The Physics
An encyclopedia of scientific essays

Length of a Human Esophagus

An educational, fair use website
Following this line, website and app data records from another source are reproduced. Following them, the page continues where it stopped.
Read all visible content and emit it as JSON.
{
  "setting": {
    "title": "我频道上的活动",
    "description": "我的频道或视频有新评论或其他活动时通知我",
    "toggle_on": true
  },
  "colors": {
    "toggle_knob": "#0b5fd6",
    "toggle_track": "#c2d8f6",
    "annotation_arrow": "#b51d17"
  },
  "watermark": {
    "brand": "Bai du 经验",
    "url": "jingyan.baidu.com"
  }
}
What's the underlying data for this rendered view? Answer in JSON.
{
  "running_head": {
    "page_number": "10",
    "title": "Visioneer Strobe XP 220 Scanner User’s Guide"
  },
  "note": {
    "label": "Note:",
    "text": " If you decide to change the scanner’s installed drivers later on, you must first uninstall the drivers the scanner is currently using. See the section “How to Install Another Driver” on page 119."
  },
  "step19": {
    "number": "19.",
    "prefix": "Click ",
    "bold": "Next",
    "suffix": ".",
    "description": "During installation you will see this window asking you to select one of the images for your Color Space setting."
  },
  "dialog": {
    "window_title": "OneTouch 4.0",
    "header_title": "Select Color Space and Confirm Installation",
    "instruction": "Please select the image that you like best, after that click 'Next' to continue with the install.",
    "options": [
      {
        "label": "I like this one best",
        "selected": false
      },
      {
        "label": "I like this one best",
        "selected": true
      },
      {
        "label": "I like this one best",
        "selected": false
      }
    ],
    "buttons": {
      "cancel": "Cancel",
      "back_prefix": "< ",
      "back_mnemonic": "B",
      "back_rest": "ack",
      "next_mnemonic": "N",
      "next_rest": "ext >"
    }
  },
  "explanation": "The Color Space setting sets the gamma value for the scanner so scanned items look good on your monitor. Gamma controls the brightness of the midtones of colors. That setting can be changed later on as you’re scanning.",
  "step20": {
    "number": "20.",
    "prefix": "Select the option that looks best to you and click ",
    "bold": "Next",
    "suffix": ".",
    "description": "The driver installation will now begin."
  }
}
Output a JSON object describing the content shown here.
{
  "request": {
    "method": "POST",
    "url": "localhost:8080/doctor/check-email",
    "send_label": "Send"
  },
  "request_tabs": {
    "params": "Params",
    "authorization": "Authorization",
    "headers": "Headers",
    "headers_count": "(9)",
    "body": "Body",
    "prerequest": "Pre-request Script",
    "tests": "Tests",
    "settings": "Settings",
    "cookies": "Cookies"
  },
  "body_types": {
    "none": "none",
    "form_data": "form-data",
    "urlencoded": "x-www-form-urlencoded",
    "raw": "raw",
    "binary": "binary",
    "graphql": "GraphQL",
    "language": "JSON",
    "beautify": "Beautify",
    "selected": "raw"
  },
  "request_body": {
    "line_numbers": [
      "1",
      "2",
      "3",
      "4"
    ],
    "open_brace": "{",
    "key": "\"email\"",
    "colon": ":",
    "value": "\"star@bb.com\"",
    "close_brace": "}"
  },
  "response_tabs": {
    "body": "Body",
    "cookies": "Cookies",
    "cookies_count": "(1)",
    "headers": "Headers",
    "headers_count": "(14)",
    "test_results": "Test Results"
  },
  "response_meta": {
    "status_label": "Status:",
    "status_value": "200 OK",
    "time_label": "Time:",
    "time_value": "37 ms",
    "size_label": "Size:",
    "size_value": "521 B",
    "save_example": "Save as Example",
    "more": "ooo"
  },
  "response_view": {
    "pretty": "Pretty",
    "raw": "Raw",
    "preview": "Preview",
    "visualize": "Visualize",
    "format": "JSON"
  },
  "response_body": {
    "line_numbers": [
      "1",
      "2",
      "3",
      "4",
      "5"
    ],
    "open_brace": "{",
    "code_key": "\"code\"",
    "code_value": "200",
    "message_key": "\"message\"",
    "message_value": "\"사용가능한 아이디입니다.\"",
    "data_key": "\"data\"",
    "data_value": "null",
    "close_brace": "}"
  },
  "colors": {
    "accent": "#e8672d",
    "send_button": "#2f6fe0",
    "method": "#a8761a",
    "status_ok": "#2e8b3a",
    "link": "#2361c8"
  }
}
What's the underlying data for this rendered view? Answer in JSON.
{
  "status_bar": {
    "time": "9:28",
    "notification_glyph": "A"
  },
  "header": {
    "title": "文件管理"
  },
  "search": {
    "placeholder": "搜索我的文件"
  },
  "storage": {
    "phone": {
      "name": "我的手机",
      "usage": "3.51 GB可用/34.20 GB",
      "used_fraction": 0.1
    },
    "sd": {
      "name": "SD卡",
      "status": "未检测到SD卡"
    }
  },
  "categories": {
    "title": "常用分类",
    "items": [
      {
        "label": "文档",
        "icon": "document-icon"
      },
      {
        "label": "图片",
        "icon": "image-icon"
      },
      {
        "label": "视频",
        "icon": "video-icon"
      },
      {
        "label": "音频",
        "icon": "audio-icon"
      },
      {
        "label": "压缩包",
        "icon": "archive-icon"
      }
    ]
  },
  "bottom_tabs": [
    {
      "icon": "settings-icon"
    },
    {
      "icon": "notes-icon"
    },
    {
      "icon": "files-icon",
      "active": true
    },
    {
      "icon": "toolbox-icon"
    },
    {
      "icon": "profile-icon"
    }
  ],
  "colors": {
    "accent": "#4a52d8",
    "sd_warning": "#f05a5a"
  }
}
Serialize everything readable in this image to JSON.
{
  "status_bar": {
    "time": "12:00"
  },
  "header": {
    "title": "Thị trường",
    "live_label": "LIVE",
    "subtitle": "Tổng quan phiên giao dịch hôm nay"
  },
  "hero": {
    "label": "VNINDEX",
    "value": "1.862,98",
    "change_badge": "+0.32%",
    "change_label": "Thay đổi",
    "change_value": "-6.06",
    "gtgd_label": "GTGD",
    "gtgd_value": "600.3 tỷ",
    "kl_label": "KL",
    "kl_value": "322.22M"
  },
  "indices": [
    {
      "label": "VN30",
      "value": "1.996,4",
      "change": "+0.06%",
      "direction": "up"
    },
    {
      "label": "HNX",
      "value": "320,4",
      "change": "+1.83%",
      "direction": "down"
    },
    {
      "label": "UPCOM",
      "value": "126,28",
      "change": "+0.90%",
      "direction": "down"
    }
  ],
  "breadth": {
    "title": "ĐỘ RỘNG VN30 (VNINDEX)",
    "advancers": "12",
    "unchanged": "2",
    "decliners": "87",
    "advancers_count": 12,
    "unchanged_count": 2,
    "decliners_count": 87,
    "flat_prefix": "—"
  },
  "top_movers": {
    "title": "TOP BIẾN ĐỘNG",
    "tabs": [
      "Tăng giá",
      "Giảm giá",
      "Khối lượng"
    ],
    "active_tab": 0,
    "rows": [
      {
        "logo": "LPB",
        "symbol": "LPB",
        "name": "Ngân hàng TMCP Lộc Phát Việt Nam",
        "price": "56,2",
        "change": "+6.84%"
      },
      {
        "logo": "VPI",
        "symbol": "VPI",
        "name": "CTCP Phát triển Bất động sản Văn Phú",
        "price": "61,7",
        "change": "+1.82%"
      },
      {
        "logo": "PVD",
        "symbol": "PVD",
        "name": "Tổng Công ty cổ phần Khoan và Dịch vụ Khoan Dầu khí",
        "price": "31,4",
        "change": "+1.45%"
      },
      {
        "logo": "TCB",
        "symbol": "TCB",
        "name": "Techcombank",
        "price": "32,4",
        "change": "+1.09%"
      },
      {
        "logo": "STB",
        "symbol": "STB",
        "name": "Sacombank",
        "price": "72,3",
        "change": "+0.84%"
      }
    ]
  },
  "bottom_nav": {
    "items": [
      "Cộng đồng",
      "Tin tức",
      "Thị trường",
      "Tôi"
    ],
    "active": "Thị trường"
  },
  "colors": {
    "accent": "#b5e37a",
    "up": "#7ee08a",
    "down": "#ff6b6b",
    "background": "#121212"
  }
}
search icon
Bibliographic Entry Result
(w/surrounding text)
Curtis, Helena, & Sue N. Barnes. "The Pharynx and Esophagus: Swallowing. " Biology. 5th ed. New York: Worth, 1989: 718. "From the mouth, food is propelled backward toward the esophagus, a muscular tube about 25 centimeters long in adult humans" 25 cm
Liebow, Charles. "Esophagus." World Book Online Americas Edition.30 May 2001. "The human esophagus is about 10 inches (25 centimeters) long. The esophagus of fish is short, while that of giraffes is extremely long." 25 cm
Pope II, Charles E. "Normal Anatomy and Developmental Anomalies." Gastrointestinal Disease: Pathophysiology/Diagnosis/Management. By Marvin H. Sleisenger and John S. Fordtran. Philadelphia: Saunders, 1993: 311. "Its length, as measured in the cadaver, ranges from 25 to 30 cm in the adult." 25–30 cm
Blakiston. "Esophagus." Blakiston's Gould Medical Dictionary. 4th ed. New York: McGraw-Hill, 1979. "Esophagus–The musculomembranous canal, about nine inches in length, extending from the pharynx to the stomach; the gullet." 23 cm
Stedman, Thomas Lathrop. "Esophagus." Stedman's Medical Dictionary. 27th ed. Baltimore: Lippincott Williams & Wilkins, 2000. "It is about 25 cm long and consists of three parts: the cervical part, from the cricoid cartilage to the thoracic inlet; the thoracic part, from the thoracic inlet to the diaphragm; and the abdominal part, below the diaphragm to the cardiac opening of the stomach." 25 cm

Digestion involves the breakdown of ingested food and the absorption of the resulting molecules into the body. These molecules provide energy and raw materials for essential synthetic processes. In humans, the digestive system consists of mouth, pharynx, esophagus, stomach, small intestine and large intestine.

Once food enters the mouth, it is chewed until pushed into the pharynx, the intersection leading to both the esophagus and trachea (windpipe). As food descends down the digestive tract, the cartilaginous epiglottis tips down in order to prevent food from entering the trachea. The food mass passes into the esophagus (also called the gullet) a mucous coated tube extending from the pharynx to the stomach. In humans, swallowing begins as a voluntary action, because the upper part of the esophagus consists of striated muscle. However, the lower part of the esophagus is smooth muscle. Food continues moving involuntarily down the flexible esophagus to the stomach, squeezed along by rhythmic waves of muscular contraction known as peristalsis. Peristalsis is such an efficient process that it even enables humans to swallow water while standing on our heads. Located at the junction of the esophagus and the stomach is the lower esophageal sphincter, a muscular ring that prevents food from reentering the esophagus.

The human esophagus consists of three parts, which total to a length of about 25 cm. Not only does the length of the esophagus vary among humans, but also among different animals. For example, a fish would possess a shorter esophagus than a giraffe.

Jennifer Tran -- 2001